A Tiger in New Zealand
LSU graduate is Nestlé New Zealand’s head of finance
BATON ROUGE - David Iseral’s career started with the steps he took as a student at LSU. Iseral, who graduated from LSU in 2009 with a degree in economics, is the head of finance for Nestlé New Zealand.
“When I am in the states, everyone says, ‘Oh, the chocolate company!’ While that's true, it is an enormous company and much more than chocolate. Purina? Yep. Perrier? Yep. Coffee-Mate? Yep. Gerber? Yep. Nespresso? Yep. Hot Pockets? Yes, even Hot Pockets. I've even audited the factory. If you travel abroad, find the most popular packaged food product and flip it over, there's a good chance its Nestlé,” Iseral said. “Given the global footprint of the business, it's naturally a very diverse company. In essence, my role is to ensure we have a plan to deliver profitable growth and contingencies for when things go awry.”
The Baton Rouge-native’s first step into Nestlé was through LSU’s internal audit program.

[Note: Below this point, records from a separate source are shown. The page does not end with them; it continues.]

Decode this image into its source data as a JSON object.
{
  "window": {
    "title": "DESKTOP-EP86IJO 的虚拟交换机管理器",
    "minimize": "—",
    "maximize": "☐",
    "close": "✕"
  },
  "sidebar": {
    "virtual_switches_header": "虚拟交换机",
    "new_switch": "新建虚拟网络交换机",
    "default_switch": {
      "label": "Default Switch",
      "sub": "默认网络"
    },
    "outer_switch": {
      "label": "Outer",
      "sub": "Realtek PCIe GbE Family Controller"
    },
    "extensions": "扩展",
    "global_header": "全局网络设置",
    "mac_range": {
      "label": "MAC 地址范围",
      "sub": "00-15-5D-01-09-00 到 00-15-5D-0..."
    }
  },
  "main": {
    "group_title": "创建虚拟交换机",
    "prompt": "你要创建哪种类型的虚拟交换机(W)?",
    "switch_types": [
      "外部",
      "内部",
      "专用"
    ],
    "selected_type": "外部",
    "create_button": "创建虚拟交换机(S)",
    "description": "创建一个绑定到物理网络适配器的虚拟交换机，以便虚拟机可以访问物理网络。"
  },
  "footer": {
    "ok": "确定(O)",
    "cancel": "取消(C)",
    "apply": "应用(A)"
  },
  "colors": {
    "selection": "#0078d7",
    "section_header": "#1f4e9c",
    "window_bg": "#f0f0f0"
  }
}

“LSU taught me to love learning, and that has guided my professional career,” Iseral said. “Dr. Hill in the economics department had the most influence on teaching me how to think, especially in regards to data and problem solving, and with Dr. Sumners help, the internal audit program had one the most direct impacts on my career.”

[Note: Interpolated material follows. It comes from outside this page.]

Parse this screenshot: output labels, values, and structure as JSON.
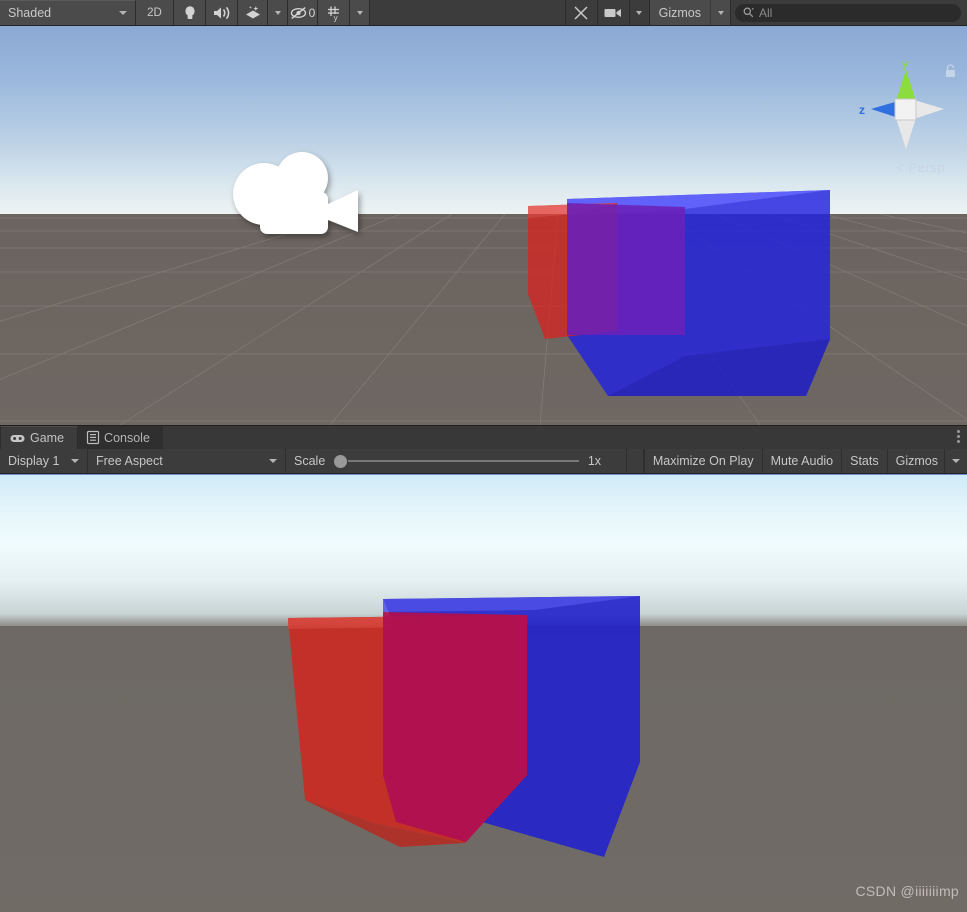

The position with Nestlé’s international audit team allowed him to see the world.
“It was based in picturesque Vevey, Switzerland. I traveled 90 percent of the year to various Nestlé offices and factories for three, 12-week audits, depending on the complexity. I did that for nearly four years, and ended up working in 16 countries with a 12-week assignment,” Iseral said.

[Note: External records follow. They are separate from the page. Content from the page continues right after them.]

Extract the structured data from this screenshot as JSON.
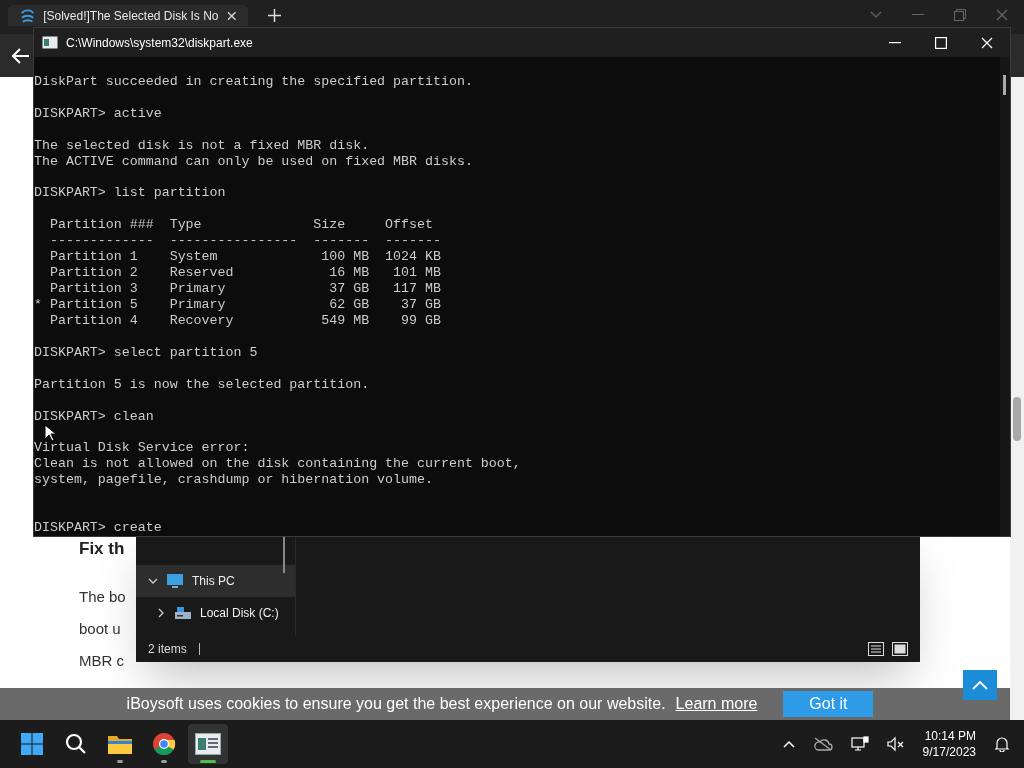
{
  "browser": {
    "tab": {
      "title": "[Solved!]The Selected Disk Is No"
    },
    "article": {
      "heading": "Fix th",
      "lines": [
        "The bo",
        "boot u",
        "MBR c"
      ]
    }
  },
  "console": {
    "title": "C:\\Windows\\system32\\diskpart.exe",
    "lines": [
      {
        "kind": "text",
        "text": "DiskPart succeeded in creating the specified partition."
      },
      {
        "kind": "blank"
      },
      {
        "kind": "text",
        "text": "DISKPART> active"
      },
      {
        "kind": "blank"
      },
      {
        "kind": "text",
        "text": "The selected disk is not a fixed MBR disk."
      },
      {
        "kind": "text",
        "text": "The ACTIVE command can only be used on fixed MBR disks."
      },
      {
        "kind": "blank"
      },
      {
        "kind": "text",
        "text": "DISKPART> list partition"
      },
      {
        "kind": "blank"
      },
      {
        "kind": "text",
        "text": "  Partition ###  Type              Size     Offset"
      },
      {
        "kind": "text",
        "text": "  -------------  ----------------  -------  -------"
      },
      {
        "kind": "text",
        "text": "  Partition 1    System             100 MB  1024 KB"
      },
      {
        "kind": "text",
        "text": "  Partition 2    Reserved            16 MB   101 MB"
      },
      {
        "kind": "text",
        "text": "  Partition 3    Primary             37 GB   117 MB"
      },
      {
        "kind": "text",
        "text": "* Partition 5    Primary             62 GB    37 GB"
      },
      {
        "kind": "text",
        "text": "  Partition 4    Recovery           549 MB    99 GB"
      },
      {
        "kind": "blank"
      },
      {
        "kind": "text",
        "text": "DISKPART> select partition 5"
      },
      {
        "kind": "blank"
      },
      {
        "kind": "text",
        "text": "Partition 5 is now the selected partition."
      },
      {
        "kind": "blank"
      },
      {
        "kind": "text",
        "text": "DISKPART> clean"
      },
      {
        "kind": "blank"
      },
      {
        "kind": "text",
        "text": "Virtual Disk Service error:"
      },
      {
        "kind": "text",
        "text": "Clean is not allowed on the disk containing the current boot,"
      },
      {
        "kind": "text",
        "text": "system, pagefile, crashdump or hibernation volume."
      },
      {
        "kind": "blank"
      },
      {
        "kind": "blank"
      },
      {
        "kind": "text",
        "text": "DISKPART> create"
      }
    ]
  },
  "explorer": {
    "tree": [
      {
        "label": "This PC",
        "selected": true,
        "expanded": true,
        "children": [
          {
            "label": "Local Disk (C:)",
            "selected": false,
            "expanded": false
          }
        ]
      }
    ],
    "status": "2 items"
  },
  "cookie": {
    "message": "iBoysoft uses cookies to ensure you get the best experience on our website.",
    "link": "Learn more",
    "button": "Got it"
  },
  "taskbar": {
    "apps": [
      {
        "kind": "start",
        "running": false,
        "active": false
      },
      {
        "kind": "search",
        "running": false,
        "active": false
      },
      {
        "kind": "explorer",
        "running": true,
        "active": false
      },
      {
        "kind": "chrome",
        "running": true,
        "active": false
      },
      {
        "kind": "console",
        "running": true,
        "active": true
      }
    ],
    "time": "10:14 PM",
    "date": "9/17/2023"
  }
}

Following that time, he worked in Switzerland for three years on the Nestlé treasury team, covering the European foreign exchange and risk management. Followed by a move to Myanmar as the head of finance.
“In early 2019, Nestlé asked me to move to New Zealand to be the head of finance. It was hard to say no. My wife and I wondered if we'd ever go back to New Zealand after our honeymoon here in 2014. We've lived in Auckland since March 2019,” Iseral.
While Iseral said he doesn’t run into many LSU graduates or Tiger fans in New Zealand, he and his wife, LSU alumna LeeAnna Iseral née Rhodes, try to bring the Louisiana flavors into their home.
“She's made gumbo, red beans and king cakes in every country we've lived in. We've been in mourning over New Zealand not allowing us to bring Camellia beans into the country, as they have understandably strict controls on food entering the country. It's been so fun to share Louisiana food and traditions with all the people we met and worked with while being abroad,” Iseral said.
While attending LSU, Iseral was involved with student government.
“Some of the brightest and most altruistic people I met at LSU were in S.G. It's also a great prep for a corporate working environment,” Iseral said. “While at LSU, something clicked and I started applying myself like never before. Was it the professors, the student organizations, the best friends I made there, or the platform it provides for personal development? I think it's the mix of all of those that makes LSU so powerful. I have had such an enjoyable life after school, and LSU continues to be a part of it. I am forever grateful to the university.”
Contact Rachel Holland
LSU Media Relations